Repeated disasters having dissipated all the hopes of tranquility wich a considérable fortune gained with infinite pain had given to my father, he resolved to send me to this continent, in order to obtain what is due to him as well by congress and the State of Virginia, as by different individuals of Philadelphia and of yorktown. Many men of Great considération espécially the Minister of the Marine, his first Secretary, the Mis. de la fayette and the Count delatoushe, knowing how little he had merited the misfortunes that oppress him, désirous to Give him a testimoney of their esteem and of their wishes, for the final arrangement of his affairs, in order to Conserve his reputation unimpaired to this day, these noblemen gave me their lettres of recommandation written with the greatest force to the french Consuls and to many members of Congress and to some men of distinction in the State of Virginia. The most flattering of them is addressed to you, Sir, by the Mis. de la fayette. I reserve to myself the honour to deliver it into your hands in about á mounth, when I intend to set out to Richmond. I shall do all that is in my power to deserve the support of your protection. It is impossible, Sir, to express the Sentiments of Gratitude, with wich I shall be penetrated, if you put it in the power of an only Son to be useful to a father he cherishes and to justify the good opinion wich has been conceived of a young man of twenty years. With the highest respect and esteem I have the honour to be Sir Very obédient and most humble Servant

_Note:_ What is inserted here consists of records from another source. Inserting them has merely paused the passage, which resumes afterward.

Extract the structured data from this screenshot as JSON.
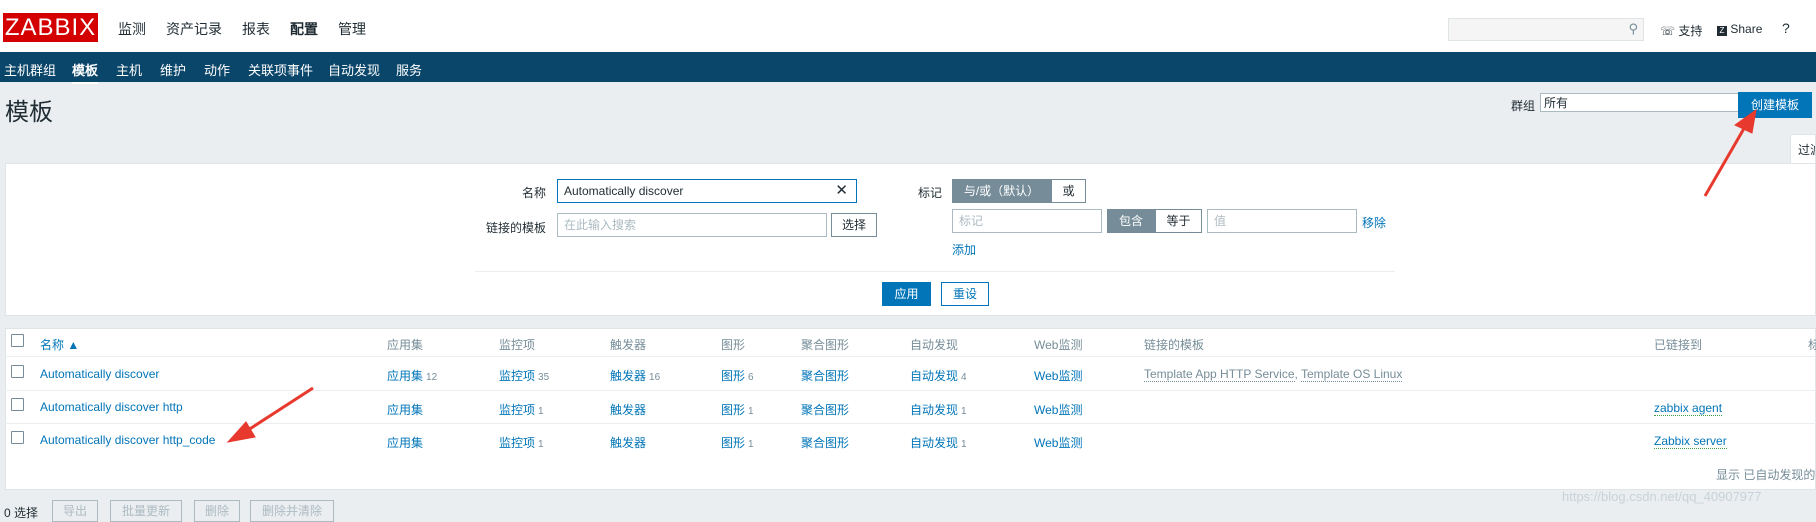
{
  "header": {
    "logo": "ZABBIX",
    "menu": [
      "监测",
      "资产记录",
      "报表",
      "配置",
      "管理"
    ],
    "active_menu": "配置",
    "support": "支持",
    "share": "Share",
    "help": "?"
  },
  "subnav": {
    "items": [
      "主机群组",
      "模板",
      "主机",
      "维护",
      "动作",
      "关联项事件",
      "自动发现",
      "服务"
    ],
    "active": "模板"
  },
  "page": {
    "title": "模板",
    "group_label": "群组",
    "group_value": "所有",
    "create_button": "创建模板",
    "filter_tab": "过滤"
  },
  "filter": {
    "name_label": "名称",
    "name_value": "Automatically discover",
    "linked_label": "链接的模板",
    "linked_placeholder": "在此输入搜索",
    "select_button": "选择",
    "tags_label": "标记",
    "andor": "与/或（默认）",
    "or": "或",
    "tag_placeholder": "标记",
    "contains": "包含",
    "equals": "等于",
    "value_placeholder": "值",
    "remove": "移除",
    "add": "添加",
    "apply": "应用",
    "reset": "重设"
  },
  "table": {
    "headers": {
      "name": "名称 ▲",
      "applications": "应用集",
      "items": "监控项",
      "triggers": "触发器",
      "graphs": "图形",
      "screens": "聚合图形",
      "discovery": "自动发现",
      "web": "Web监测",
      "linked_templates": "链接的模板",
      "linked_to": "已链接到",
      "tags": "标"
    },
    "rows": [
      {
        "name": "Automatically discover",
        "applications": "应用集",
        "applications_count": "12",
        "items": "监控项",
        "items_count": "35",
        "triggers": "触发器",
        "triggers_count": "16",
        "graphs": "图形",
        "graphs_count": "6",
        "screens": "聚合图形",
        "discovery": "自动发现",
        "discovery_count": "4",
        "web": "Web监测",
        "linked_template_1": "Template App HTTP Service",
        "linked_template_sep": ", ",
        "linked_template_2": "Template OS Linux",
        "linked_to": ""
      },
      {
        "name": "Automatically discover http",
        "applications": "应用集",
        "applications_count": "",
        "items": "监控项",
        "items_count": "1",
        "triggers": "触发器",
        "triggers_count": "",
        "graphs": "图形",
        "graphs_count": "1",
        "screens": "聚合图形",
        "discovery": "自动发现",
        "discovery_count": "1",
        "web": "Web监测",
        "linked_template_1": "",
        "linked_template_sep": "",
        "linked_template_2": "",
        "linked_to": "zabbix agent"
      },
      {
        "name": "Automatically discover http_code",
        "applications": "应用集",
        "applications_count": "",
        "items": "监控项",
        "items_count": "1",
        "triggers": "触发器",
        "triggers_count": "",
        "graphs": "图形",
        "graphs_count": "1",
        "screens": "聚合图形",
        "discovery": "自动发现",
        "discovery_count": "1",
        "web": "Web监测",
        "linked_template_1": "",
        "linked_template_sep": "",
        "linked_template_2": "",
        "linked_to": "Zabbix server"
      }
    ],
    "footer": "显示 已自动发现的"
  },
  "actions": {
    "selected": "0 选择",
    "export": "导出",
    "mass_update": "批量更新",
    "delete": "删除",
    "delete_clear": "删除并清除"
  },
  "watermark": "https://blog.csdn.net/qq_40907977",
  "colors": {
    "brand_red": "#d40000",
    "nav_blue": "#0a466a",
    "link_blue": "#0275b8",
    "agent_green": "#429e47",
    "annotation_arrow": "#e8392e"
  }
}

RC (DLC). Cover missing. Docketed by JM.
1. Pierre François Chevallié supplied goods to Virginia through a contract made by Beaumarchais with the state during the Revolutionary War years. In a letter to Benjamin Franklin concerning payment for these goods, Jefferson advised Chevallié to send a representative to the United States (Jefferson to Franklin, 1 Dec. 1784, Boyd, Papers of Jefferson description begins Julian P. Boyd et al., eds., The Papers of Thomas Jefferson (18 vols. to date; Princeton, N. J., 1950——). description ends , VII, 553–54). Chevallié’s son, Jean August Marie Chevallié (1765–1838), was his father’s choice to collect his claim against Virginia. The affair was eventually settled, much to the satisfaction of the Frenchmen (ibid., XI, 55). Young Chevallié settled in Richmond and, in 1790, married Sarah Magee. He speculated in western lands and became an entrepreneur with an investment in the Gallego mills. Later he married Catherine Power Lyons, daughter of Judge Peter Lyons, and their Richmond home became a social center in the capital. Chevallié remained a friend of JM’s and a visit to the Chevallié home by JM and Dolley Madison in 1829 is recorded (Richmond Portraits in an Exhibition of Makers of Richmond, 1737–1860 [Richmond, 1949], pp. 36–37).